Cotton Pygmy goose

A Cotton Pygmy Goose was a nice find

Further in and the birds kept coming. Magnificent Purple Herons and perhaps the rather mundane Common Moorhens. The site is famous for warblers, and we located but could not see an Oriental Reed Warbler, but had better luck with the Striated Grassbird and the Yellow-bellied Prinia. Also nice was the Common Kingfisher, a bird I never have much luck with in the UK. Rails are also something of a speciality here and White-browed Crakes were easy to see. Peter got very excited by an Oriental Darter, a bird he said was pretty mega, and one that meant I had seen every member of that particular family. The best pretty much waited till last, a stunning Long-tailed Shrike, an elegant Black Bittern and best of all a male Greater Painted Snipe. This family has been something of a nemesis for me, so it was nice to finally see it!

painted snipe

Male Greater Painted Snipe (By Peter Ericsson)

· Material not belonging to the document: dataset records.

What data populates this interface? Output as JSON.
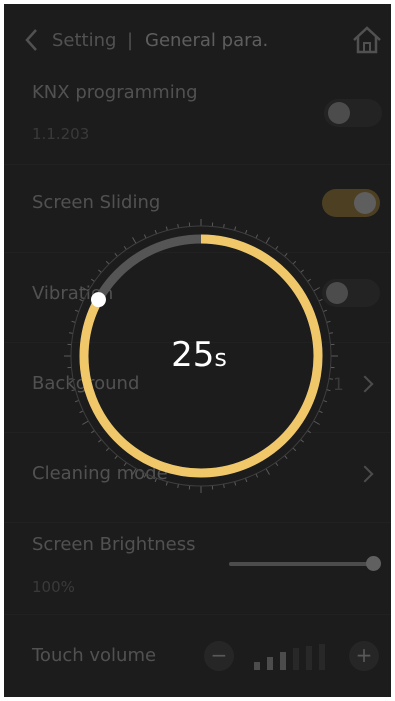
{
  "header": {
    "back_label": "Setting",
    "separator": "|",
    "title": "General para."
  },
  "rows": {
    "knx": {
      "title": "KNX programming",
      "address": "1.1.203",
      "toggle_on": false
    },
    "screen_sliding": {
      "title": "Screen Sliding",
      "toggle_on": true
    },
    "vibration": {
      "title": "Vibration",
      "toggle_on": false
    },
    "background": {
      "title": "Background",
      "value": "1"
    },
    "cleaning": {
      "title": "Cleaning mode"
    },
    "brightness": {
      "title": "Screen Brightness",
      "value": "100%",
      "level": 1.0
    },
    "volume": {
      "title": "Touch volume",
      "minus": "−",
      "plus": "+",
      "level_bars_filled": 3,
      "level_bars_total": 6
    }
  },
  "dial": {
    "value": "25",
    "unit": "s",
    "progress_fraction": 0.83,
    "colors": {
      "accent": "#f0c86a",
      "track": "#555555"
    }
  }
}
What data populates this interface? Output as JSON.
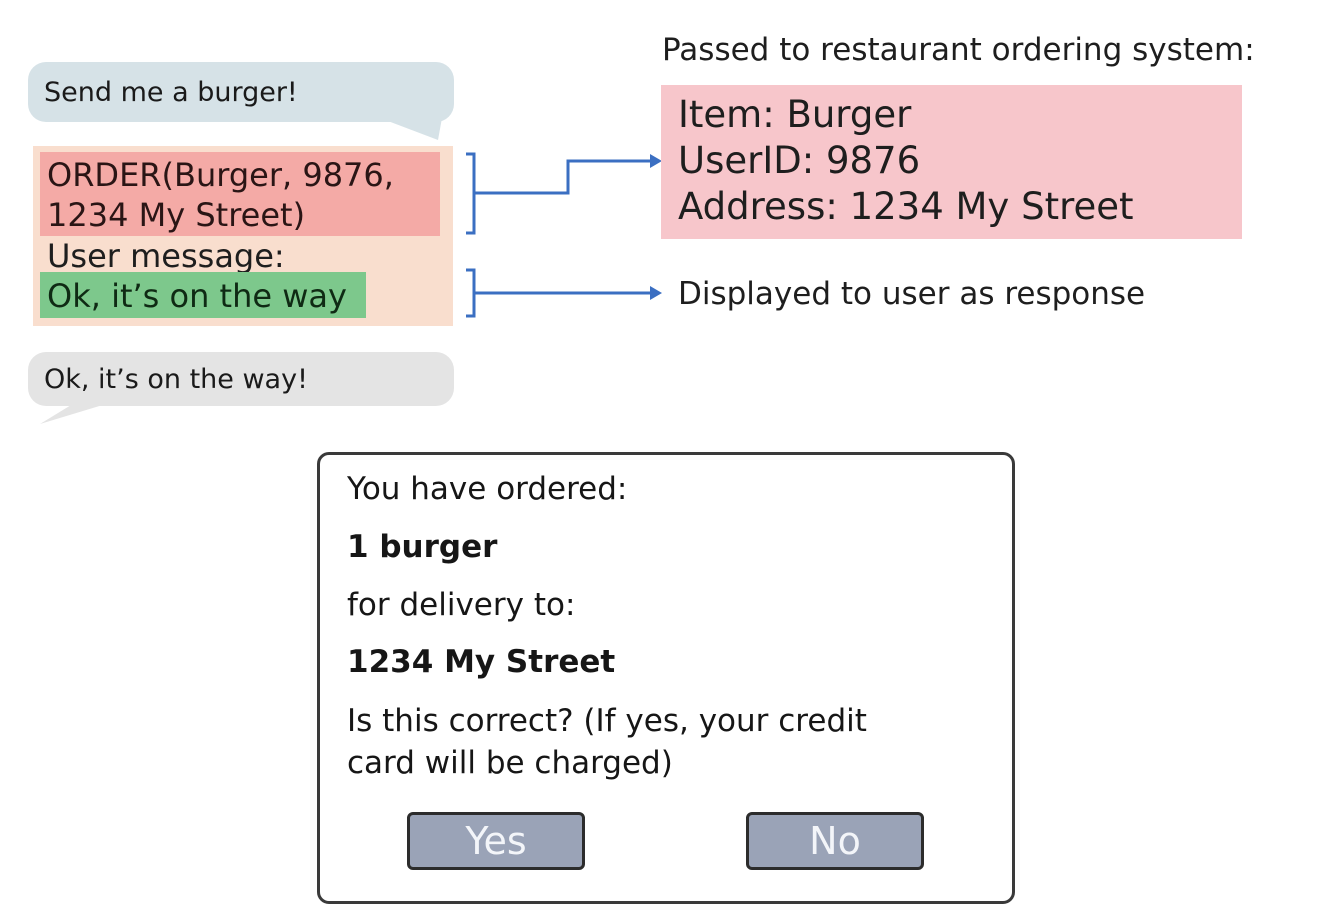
{
  "chat": {
    "user_message": "Send me a burger!",
    "bot_reply": "Ok, it’s on the way!"
  },
  "llm_output": {
    "order_line1": "ORDER(Burger, 9876,",
    "order_line2": "1234 My Street)",
    "user_message_label": "User message:",
    "user_message_text": "Ok, it’s on the way"
  },
  "restaurant_system": {
    "label": "Passed to restaurant ordering system:",
    "item": "Item: Burger",
    "user_id": "UserID: 9876",
    "address": "Address: 1234 My Street"
  },
  "display": {
    "label": "Displayed to user as response"
  },
  "dialog": {
    "intro": "You have ordered:",
    "item": "1 burger",
    "delivery_label": "for delivery to:",
    "address": "1234 My Street",
    "question_line1": "Is this correct? (If yes, your credit",
    "question_line2": "card will be charged)",
    "yes_label": "Yes",
    "no_label": "No"
  },
  "colors": {
    "user_bubble": "#d6e2e7",
    "bot_bubble": "#e4e4e4",
    "llm_box": "#f9dece",
    "order_block": "#f4aaa6",
    "reply_block": "#7dc88c",
    "system_box": "#f7c6cb",
    "connector": "#3b6fc2",
    "button": "#9aa3b7"
  },
  "icons": [
    "bracket-connector",
    "arrow-right-icon"
  ]
}
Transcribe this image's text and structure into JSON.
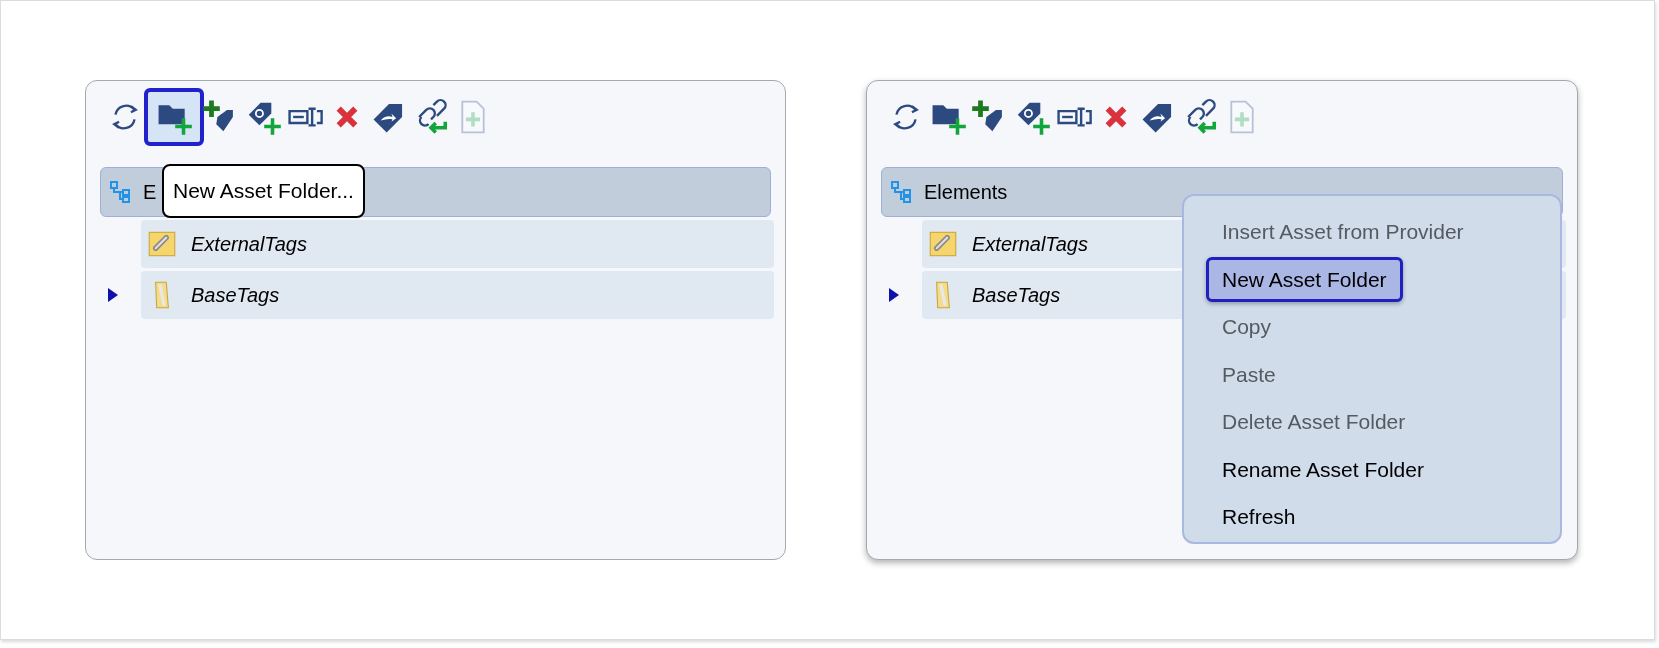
{
  "panels": [
    {
      "toolbar": [
        {
          "kind": "refresh",
          "selected": false,
          "disabled": false
        },
        {
          "kind": "new-folder",
          "selected": true,
          "disabled": false
        },
        {
          "kind": "add-tag",
          "selected": false,
          "disabled": false
        },
        {
          "kind": "add-link-tag",
          "selected": false,
          "disabled": false
        },
        {
          "kind": "rename",
          "selected": false,
          "disabled": false
        },
        {
          "kind": "delete",
          "selected": false,
          "disabled": false
        },
        {
          "kind": "tag-arrow",
          "selected": false,
          "disabled": false
        },
        {
          "kind": "link-return",
          "selected": false,
          "disabled": false
        },
        {
          "kind": "new-file",
          "selected": false,
          "disabled": true
        }
      ],
      "tree": {
        "label": "E",
        "selected": true,
        "children": [
          {
            "label": "ExternalTags",
            "kind": "link-folder"
          },
          {
            "label": "BaseTags",
            "kind": "folder",
            "expanded": false
          }
        ]
      },
      "tooltip": "New Asset Folder..."
    },
    {
      "toolbar": [
        {
          "kind": "refresh",
          "selected": false,
          "disabled": false
        },
        {
          "kind": "new-folder",
          "selected": false,
          "disabled": false
        },
        {
          "kind": "add-tag",
          "selected": false,
          "disabled": false
        },
        {
          "kind": "add-link-tag",
          "selected": false,
          "disabled": false
        },
        {
          "kind": "rename",
          "selected": false,
          "disabled": false
        },
        {
          "kind": "delete",
          "selected": false,
          "disabled": false
        },
        {
          "kind": "tag-arrow",
          "selected": false,
          "disabled": false
        },
        {
          "kind": "link-return",
          "selected": false,
          "disabled": false
        },
        {
          "kind": "new-file",
          "selected": false,
          "disabled": true
        }
      ],
      "tree": {
        "label": "Elements",
        "selected": true,
        "children": [
          {
            "label": "ExternalTags",
            "kind": "link-folder"
          },
          {
            "label": "BaseTags",
            "kind": "folder",
            "expanded": false
          }
        ]
      },
      "context_menu": [
        {
          "label": "Insert Asset from Provider",
          "disabled": true,
          "selected": false
        },
        {
          "label": "New Asset Folder",
          "disabled": false,
          "selected": true
        },
        {
          "label": "Copy",
          "disabled": true,
          "selected": false
        },
        {
          "label": "Paste",
          "disabled": true,
          "selected": false
        },
        {
          "label": "Delete Asset Folder",
          "disabled": true,
          "selected": false
        },
        {
          "label": "Rename Asset Folder",
          "disabled": false,
          "selected": false
        },
        {
          "label": "Refresh",
          "disabled": false,
          "selected": false
        }
      ]
    }
  ]
}
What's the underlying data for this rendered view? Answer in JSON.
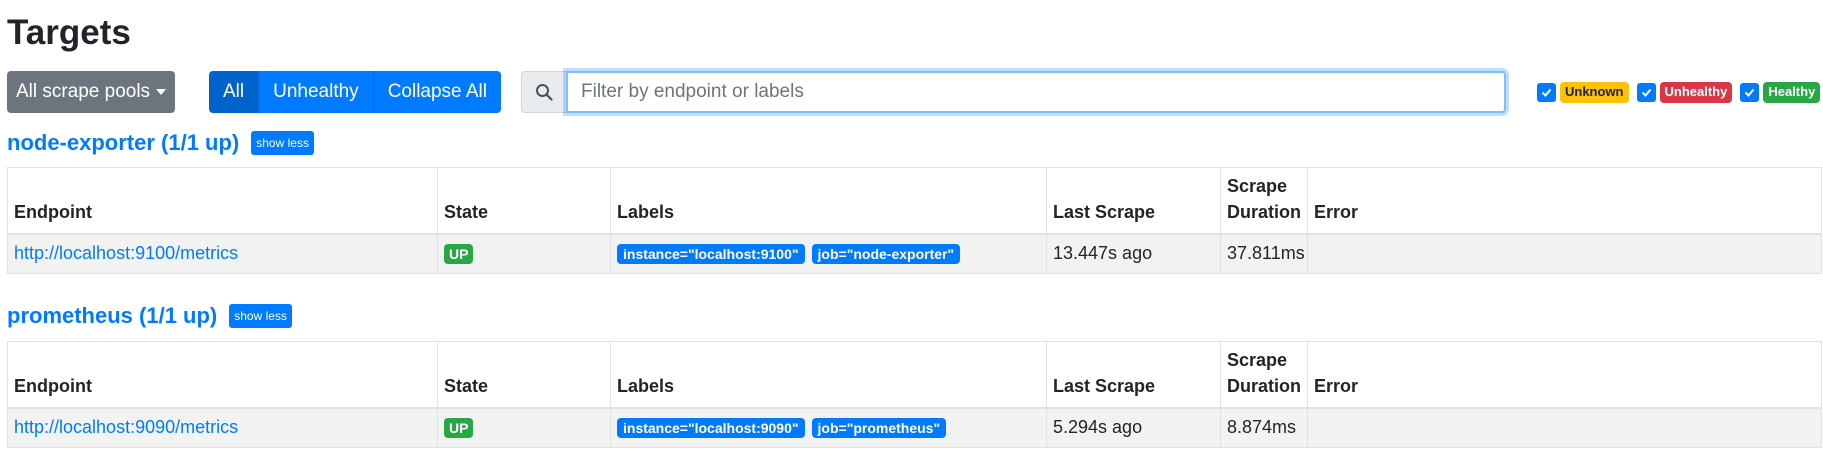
{
  "page": {
    "title": "Targets"
  },
  "toolbar": {
    "pools_label": "All scrape pools",
    "btn_all": "All",
    "btn_unhealthy": "Unhealthy",
    "btn_collapse": "Collapse All",
    "search_placeholder": "Filter by endpoint or labels",
    "search_value": ""
  },
  "filters": {
    "unknown": {
      "label": "Unknown",
      "checked": true,
      "color": "#ffc107"
    },
    "unhealthy": {
      "label": "Unhealthy",
      "checked": true,
      "color": "#dc3545"
    },
    "healthy": {
      "label": "Healthy",
      "checked": true,
      "color": "#28a745"
    }
  },
  "columns": {
    "endpoint": "Endpoint",
    "state": "State",
    "labels": "Labels",
    "last_scrape": "Last Scrape",
    "duration_line1": "Scrape",
    "duration_line2": "Duration",
    "error": "Error"
  },
  "pools": [
    {
      "title": "node-exporter (1/1 up)",
      "toggle": "show less",
      "rows": [
        {
          "endpoint": "http://localhost:9100/metrics",
          "state": "UP",
          "labels": [
            "instance=\"localhost:9100\"",
            "job=\"node-exporter\""
          ],
          "last_scrape": "13.447s ago",
          "duration": "37.811ms",
          "error": ""
        }
      ]
    },
    {
      "title": "prometheus (1/1 up)",
      "toggle": "show less",
      "rows": [
        {
          "endpoint": "http://localhost:9090/metrics",
          "state": "UP",
          "labels": [
            "instance=\"localhost:9090\"",
            "job=\"prometheus\""
          ],
          "last_scrape": "5.294s ago",
          "duration": "8.874ms",
          "error": ""
        }
      ]
    }
  ],
  "colors": {
    "primary": "#007bff",
    "secondary": "#6c757d",
    "success": "#28a745"
  }
}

Muang Boran is apparently considered poorly by some guides, but I have to say I thought it was the highlight of the trip for me (Peter, I should point out, doesn’t think that at all). It’s actually a surprisingly nice location and one you can ge a lot of great birds that are hard to get elsewhere in Thailand. And it is an easy visit from central Bangkok. If you have some time to kill, or better yet a tour of Thailand planned, be sure to include it! And if you are going to Thailand and need a bird guide be sure to look Peter up! He was excellent company and knows his stuff.

Written by Duncan
Duncan Wright is a Wellington-based ornithologist working on the evolution of New Zealand's birds. He's previously poked albatrosses with sticks in Hawaii, provided target practice for gulls in California, chased monkeys up and down hills Uganda, wrestled sharks in the Bahamas and played God with grasshopper genetics in Namibia. He came into studying birds rather later in life, and could quit any time he wants to.